Originally posted by Becky:
When you think how hard it is just for all different kinds of people to communicate with each other and understand what everybody is trying to say---Think how hard it is to construct a puzzle that gives out clues in just the right way so that everybody can figure out how to solve it.
Some puzzles that are easy for one person are very difficult for another because people think differently, notice different things that may or may not be clues, and have different experiences that help them with the puzzle logic (or lack of logic!)
When you think about it, it's a kind of miracle to make it through a game without a walkthrough.
I'm not one for using walkthroughs. Sometimes in solving a "puzzle" I find it useful to try to "psych out" the puzzle designer. When all else fails, try that.
The fact that different people see things from a slightly different point of view makes it useful to play in parallel with another player. What one misses, the other often sees. That enables them both to avoid walkthroughs. Try playing with someone else. It's more fun that way, anyway!
Oh, and it is not a miracle to get through a game without a walkthrough
, but it takes a lot of time and patience, and, sometimes, just plain dogged determination. Let's face it, it generally takes me a long
time to finish a game. I probably only average a game a month, if that. And I wind up with a large 3-ring notebook full of notes on the game. Most players don't have that patience, and I don't blame them.

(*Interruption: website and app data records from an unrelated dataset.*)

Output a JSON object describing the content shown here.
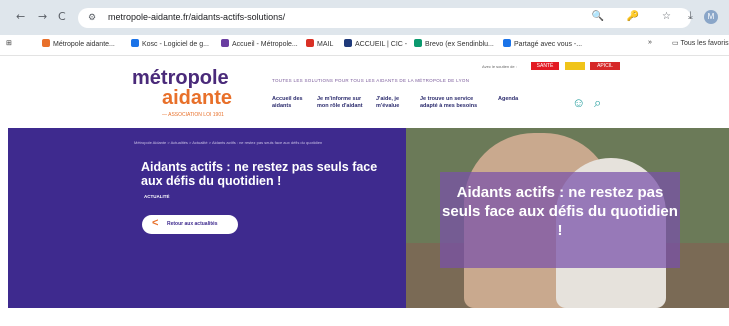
{
  "browser": {
    "nav": {
      "back": "←",
      "forward": "→",
      "reload": "C"
    },
    "url": "metropole-aidante.fr/aidants-actifs-solutions/",
    "site_info_icon": "tune-icon",
    "url_icons": "🔍 🔑 ☆",
    "download_icon": "⤓",
    "profile_initial": "M",
    "bookmarks": [
      {
        "label": "Métropole aidante...",
        "color": "#e8702a"
      },
      {
        "label": "Kosc - Logiciel de g...",
        "color": "#1a73e8"
      },
      {
        "label": "Accueil - Métropole...",
        "color": "#6a3ea1"
      },
      {
        "label": "MAIL",
        "color": "#d93025"
      },
      {
        "label": "ACCUEIL | CIC -",
        "color": "#1f3a7a"
      },
      {
        "label": "Brevo (ex Sendinblu...",
        "color": "#0b996e"
      },
      {
        "label": "Partagé avec vous -...",
        "color": "#1a73e8"
      }
    ],
    "bookmarks_overflow": "»",
    "all_bookmarks": "Tous les favoris"
  },
  "site": {
    "logo_line1": "métropole",
    "logo_line2": "aidante",
    "logo_sub": "— ASSOCIATION LOI 1901",
    "tagline": "TOUTES LES SOLUTIONS POUR TOUS LES AIDANTS DE LA MÉTROPOLE DE LYON",
    "partners_label": "Avec le soutien de :",
    "partner_logos": [
      {
        "label": "SANTÉ",
        "color": "#e31b23"
      },
      {
        "label": "",
        "color": "#f0c419"
      },
      {
        "label": "APICIL",
        "color": "#d62828"
      }
    ],
    "menu": [
      "Accueil des aidants",
      "Je m'informe sur mon rôle d'aidant",
      "J'aide, je m'évalue",
      "Je trouve un service adapté à mes besoins",
      "Agenda"
    ],
    "account_icon": "☺",
    "search_icon": "⌕"
  },
  "hero": {
    "breadcrumb": "Métropole Aidante > Actualités > Actualité > Aidants actifs : ne restez pas seuls face aux défis du quotidien",
    "title": "Aidants actifs : ne restez pas seuls face aux défis du quotidien !",
    "tag": "ACTUALITÉ",
    "back_label": "Retour aux actualités",
    "back_arrow": "<",
    "image_caption": "Aidants actifs : ne restez pas seuls face aux défis du quotidien !",
    "side_tab_icon": "💬"
  },
  "colors": {
    "purple": "#3e2a8e",
    "orange": "#e8702a",
    "teal": "#2aa0a0"
  }
}
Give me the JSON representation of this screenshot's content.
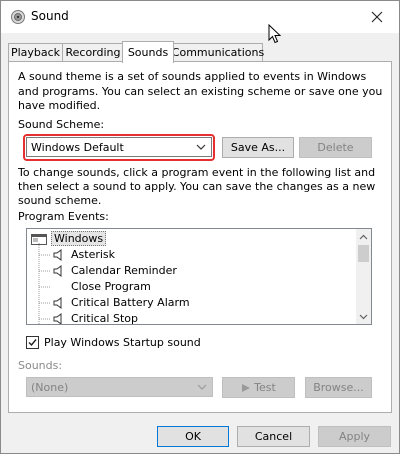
{
  "window": {
    "title": "Sound"
  },
  "tabs": [
    {
      "label": "Playback"
    },
    {
      "label": "Recording"
    },
    {
      "label": "Sounds"
    },
    {
      "label": "Communications"
    }
  ],
  "intro": {
    "line1": "A sound theme is a set of sounds applied to events in Windows",
    "line2": "and programs.  You can select an existing scheme or save one you",
    "line3": "have modified."
  },
  "scheme": {
    "label": "Sound Scheme:",
    "selected": "Windows Default",
    "save_as": "Save As...",
    "delete": "Delete"
  },
  "instructions": {
    "line1": "To change sounds, click a program event in the following list and",
    "line2": "then select a sound to apply.  You can save the changes as a new",
    "line3": "sound scheme."
  },
  "events": {
    "label": "Program Events:",
    "items": [
      {
        "label": "Windows",
        "icon": "windows-folder-icon"
      },
      {
        "label": "Asterisk",
        "icon": "speaker-icon"
      },
      {
        "label": "Calendar Reminder",
        "icon": "speaker-icon"
      },
      {
        "label": "Close Program",
        "icon": ""
      },
      {
        "label": "Critical Battery Alarm",
        "icon": "speaker-icon"
      },
      {
        "label": "Critical Stop",
        "icon": "speaker-icon"
      }
    ]
  },
  "startup": {
    "label": "Play Windows Startup sound",
    "checked": true
  },
  "sounds": {
    "label": "Sounds:",
    "selected": "(None)",
    "test": "Test",
    "browse": "Browse..."
  },
  "footer": {
    "ok": "OK",
    "cancel": "Cancel",
    "apply": "Apply"
  },
  "colors": {
    "highlight": "#e5302f",
    "default_button": "#0078d7"
  }
}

They are in it for the fun! I am, too, but I suffer from a weird sort of curiosity and the sin of pride and, perhaps, a bit of masochism.